There is one more instance of “household baptism” in the NT.

1 Corinthians 1:16, Yes, I also baptized the household of Stephanas.  

Paul refers to these people later in the epistle:  you know that the household of Stephanas were the first converts in Achaia, and they have devoted themselves to the service of God, 16:15 (ESV).  Even in these brief verses, we can trace the NT pattern of faith before baptism.

On p. 42 of his book, Small claims that “baptism becomes a seal of the blessings which rightfully may be expected when in later years the child confirms his baptism by his act of personal faith.”  This is completely contrary to the NT, in which baptism is the confirmation of faith, not the other way around.

There is one more verse often used to support infant baptism.

– What about…? 

Acts 2:39, For the promise is to you and to your children, and to all who are afar, as many as the Lord our God will call.

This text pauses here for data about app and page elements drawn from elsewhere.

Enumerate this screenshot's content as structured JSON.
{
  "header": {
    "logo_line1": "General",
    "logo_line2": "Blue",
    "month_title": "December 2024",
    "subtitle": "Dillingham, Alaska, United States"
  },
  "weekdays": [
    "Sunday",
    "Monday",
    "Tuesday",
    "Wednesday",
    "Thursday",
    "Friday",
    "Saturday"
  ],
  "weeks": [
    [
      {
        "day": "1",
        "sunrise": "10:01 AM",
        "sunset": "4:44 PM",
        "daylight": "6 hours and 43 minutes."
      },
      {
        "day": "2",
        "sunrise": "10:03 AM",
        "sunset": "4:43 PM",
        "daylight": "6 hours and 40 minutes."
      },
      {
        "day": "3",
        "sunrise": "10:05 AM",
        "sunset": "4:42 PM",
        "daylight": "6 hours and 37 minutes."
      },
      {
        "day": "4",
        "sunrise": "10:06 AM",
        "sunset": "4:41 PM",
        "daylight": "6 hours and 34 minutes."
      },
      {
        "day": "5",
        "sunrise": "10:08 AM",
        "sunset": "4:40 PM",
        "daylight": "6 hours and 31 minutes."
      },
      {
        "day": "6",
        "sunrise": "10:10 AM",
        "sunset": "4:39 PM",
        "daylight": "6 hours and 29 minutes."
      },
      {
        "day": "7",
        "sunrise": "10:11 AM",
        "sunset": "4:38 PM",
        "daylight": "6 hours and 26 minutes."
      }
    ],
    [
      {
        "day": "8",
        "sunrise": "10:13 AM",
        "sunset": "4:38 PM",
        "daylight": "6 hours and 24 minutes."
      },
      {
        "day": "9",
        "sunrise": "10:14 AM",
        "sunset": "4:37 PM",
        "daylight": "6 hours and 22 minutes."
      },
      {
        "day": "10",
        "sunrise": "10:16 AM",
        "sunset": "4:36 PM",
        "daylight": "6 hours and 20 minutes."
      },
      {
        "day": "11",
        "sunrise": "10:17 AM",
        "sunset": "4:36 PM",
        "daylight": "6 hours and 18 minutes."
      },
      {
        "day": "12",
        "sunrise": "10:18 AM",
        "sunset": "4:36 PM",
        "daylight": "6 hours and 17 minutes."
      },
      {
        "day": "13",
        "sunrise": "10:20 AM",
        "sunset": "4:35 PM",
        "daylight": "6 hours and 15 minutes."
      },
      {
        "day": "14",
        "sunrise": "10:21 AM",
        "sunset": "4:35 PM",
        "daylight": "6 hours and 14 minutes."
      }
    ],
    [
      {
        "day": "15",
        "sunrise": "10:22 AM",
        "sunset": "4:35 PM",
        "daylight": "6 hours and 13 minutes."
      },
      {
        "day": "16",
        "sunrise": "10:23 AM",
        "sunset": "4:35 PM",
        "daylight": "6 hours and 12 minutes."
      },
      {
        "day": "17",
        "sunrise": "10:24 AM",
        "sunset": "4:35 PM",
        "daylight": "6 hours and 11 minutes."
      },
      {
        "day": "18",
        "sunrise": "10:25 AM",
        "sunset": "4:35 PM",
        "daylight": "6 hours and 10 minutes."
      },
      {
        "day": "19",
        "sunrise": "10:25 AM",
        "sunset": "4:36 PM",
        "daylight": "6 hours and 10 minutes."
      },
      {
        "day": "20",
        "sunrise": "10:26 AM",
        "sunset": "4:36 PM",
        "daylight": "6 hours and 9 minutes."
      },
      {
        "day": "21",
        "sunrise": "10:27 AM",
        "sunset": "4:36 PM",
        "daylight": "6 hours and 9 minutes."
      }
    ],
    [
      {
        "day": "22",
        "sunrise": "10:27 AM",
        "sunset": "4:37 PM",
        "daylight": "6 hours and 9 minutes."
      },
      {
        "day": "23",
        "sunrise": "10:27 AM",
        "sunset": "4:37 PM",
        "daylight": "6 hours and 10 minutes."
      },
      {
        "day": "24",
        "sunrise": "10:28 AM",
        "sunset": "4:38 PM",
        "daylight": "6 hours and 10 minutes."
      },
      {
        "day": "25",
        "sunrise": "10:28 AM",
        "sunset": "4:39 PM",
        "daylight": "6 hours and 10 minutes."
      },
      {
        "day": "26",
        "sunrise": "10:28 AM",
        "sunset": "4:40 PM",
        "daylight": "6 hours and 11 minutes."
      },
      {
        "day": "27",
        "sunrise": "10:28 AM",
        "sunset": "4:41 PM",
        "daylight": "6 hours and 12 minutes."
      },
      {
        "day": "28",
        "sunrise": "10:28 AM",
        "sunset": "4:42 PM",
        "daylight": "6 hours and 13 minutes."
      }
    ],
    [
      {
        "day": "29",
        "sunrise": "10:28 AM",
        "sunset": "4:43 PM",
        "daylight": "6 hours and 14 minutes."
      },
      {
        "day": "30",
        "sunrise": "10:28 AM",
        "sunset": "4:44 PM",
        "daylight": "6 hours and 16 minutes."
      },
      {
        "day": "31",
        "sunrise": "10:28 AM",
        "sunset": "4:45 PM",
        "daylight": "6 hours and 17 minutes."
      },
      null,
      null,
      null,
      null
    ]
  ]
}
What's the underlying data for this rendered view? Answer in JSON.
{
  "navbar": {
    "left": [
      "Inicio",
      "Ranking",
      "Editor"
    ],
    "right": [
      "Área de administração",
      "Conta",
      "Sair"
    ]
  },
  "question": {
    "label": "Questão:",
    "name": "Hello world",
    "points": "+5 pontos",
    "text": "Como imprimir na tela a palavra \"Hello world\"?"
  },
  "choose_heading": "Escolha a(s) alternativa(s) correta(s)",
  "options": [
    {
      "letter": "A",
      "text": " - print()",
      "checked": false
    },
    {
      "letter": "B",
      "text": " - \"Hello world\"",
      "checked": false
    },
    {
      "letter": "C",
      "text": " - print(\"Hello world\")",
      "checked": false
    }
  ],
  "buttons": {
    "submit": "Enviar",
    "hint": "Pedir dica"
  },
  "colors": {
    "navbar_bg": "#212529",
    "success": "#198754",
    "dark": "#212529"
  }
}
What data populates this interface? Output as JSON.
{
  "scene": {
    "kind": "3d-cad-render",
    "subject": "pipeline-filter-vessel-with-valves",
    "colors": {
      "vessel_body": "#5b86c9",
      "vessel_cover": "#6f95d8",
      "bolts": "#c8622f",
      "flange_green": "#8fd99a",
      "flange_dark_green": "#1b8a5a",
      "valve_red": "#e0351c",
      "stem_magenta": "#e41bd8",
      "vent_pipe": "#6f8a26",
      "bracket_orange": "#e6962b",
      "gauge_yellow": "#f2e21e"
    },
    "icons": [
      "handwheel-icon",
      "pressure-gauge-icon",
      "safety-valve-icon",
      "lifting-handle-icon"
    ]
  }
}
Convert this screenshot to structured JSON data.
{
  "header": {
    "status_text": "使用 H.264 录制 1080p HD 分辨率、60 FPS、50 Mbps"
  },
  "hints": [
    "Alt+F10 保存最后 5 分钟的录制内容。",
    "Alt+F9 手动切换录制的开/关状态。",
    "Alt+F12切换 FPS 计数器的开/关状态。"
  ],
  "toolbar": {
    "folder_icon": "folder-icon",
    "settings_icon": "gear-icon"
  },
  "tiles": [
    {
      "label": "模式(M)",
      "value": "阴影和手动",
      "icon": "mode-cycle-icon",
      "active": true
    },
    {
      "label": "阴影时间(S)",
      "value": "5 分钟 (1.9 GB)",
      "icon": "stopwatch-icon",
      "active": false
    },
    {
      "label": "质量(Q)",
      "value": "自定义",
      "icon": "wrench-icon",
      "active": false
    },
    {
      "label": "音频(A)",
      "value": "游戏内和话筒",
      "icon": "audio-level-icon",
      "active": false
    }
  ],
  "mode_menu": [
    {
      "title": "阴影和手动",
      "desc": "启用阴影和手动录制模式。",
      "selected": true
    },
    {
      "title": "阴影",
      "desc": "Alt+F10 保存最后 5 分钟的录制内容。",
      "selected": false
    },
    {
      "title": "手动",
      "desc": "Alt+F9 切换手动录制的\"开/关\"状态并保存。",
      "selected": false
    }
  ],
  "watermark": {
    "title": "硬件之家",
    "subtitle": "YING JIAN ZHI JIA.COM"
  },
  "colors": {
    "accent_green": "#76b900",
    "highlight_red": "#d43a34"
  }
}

In a note on this verse, the “Reformation Study Bible,” R. C. Sproul, editor, says, “Peter proclaims that salvation through God’s Messiah is promised to the Jews, their children, and to all those far off (i.e., the Gentiles, Eph. 2:11-13).”  Commenting on this verse, Small (p. 43) says, “One of the very first concerns [of new Jewish believers who were parents] would be whether or not the provisions of the covenant continued with respect to their children….  Peter first assures the Jewish believers that the promise is still in effect…the covenant promise continues to be in force for their children,” although he also says that an entirely new principle is added to the covenant in that it is extended to those who are afar off, Gentiles.

In common with his fellows, Small takes no notice of the qualifying phrase at the end of this verse: as many as the Lord our God will call.  In other words, the promise is only to those who are “called,” that is, “saved.”  Only those who are “called” are the subjects of this promise, and they alone are the only ones who should be baptized.

Next:  Circumcision, Passover, Baptism  and Communion.